*** Opening Dataset extract ***

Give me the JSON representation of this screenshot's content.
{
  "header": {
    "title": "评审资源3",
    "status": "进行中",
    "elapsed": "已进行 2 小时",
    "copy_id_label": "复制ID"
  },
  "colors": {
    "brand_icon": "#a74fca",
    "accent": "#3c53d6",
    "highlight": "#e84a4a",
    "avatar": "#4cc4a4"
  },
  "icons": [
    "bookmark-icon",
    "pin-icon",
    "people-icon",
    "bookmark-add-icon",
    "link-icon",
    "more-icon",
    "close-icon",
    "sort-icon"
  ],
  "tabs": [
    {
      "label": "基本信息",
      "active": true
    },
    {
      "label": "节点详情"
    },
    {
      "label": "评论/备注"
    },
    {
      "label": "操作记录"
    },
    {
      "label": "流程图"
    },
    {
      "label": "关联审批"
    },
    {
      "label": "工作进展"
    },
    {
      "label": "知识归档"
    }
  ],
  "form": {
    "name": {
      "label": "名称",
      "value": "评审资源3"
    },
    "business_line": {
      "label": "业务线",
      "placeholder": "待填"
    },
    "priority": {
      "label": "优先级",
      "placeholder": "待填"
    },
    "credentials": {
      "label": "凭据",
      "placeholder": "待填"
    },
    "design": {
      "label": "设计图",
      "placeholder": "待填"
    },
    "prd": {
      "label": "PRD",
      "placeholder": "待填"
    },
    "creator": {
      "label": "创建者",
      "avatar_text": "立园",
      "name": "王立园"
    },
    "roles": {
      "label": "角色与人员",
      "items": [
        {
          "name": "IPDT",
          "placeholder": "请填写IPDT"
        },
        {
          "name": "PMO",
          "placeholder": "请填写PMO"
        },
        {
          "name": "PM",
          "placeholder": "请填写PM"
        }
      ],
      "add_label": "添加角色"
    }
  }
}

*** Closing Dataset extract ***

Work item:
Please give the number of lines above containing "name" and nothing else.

Written answer:
5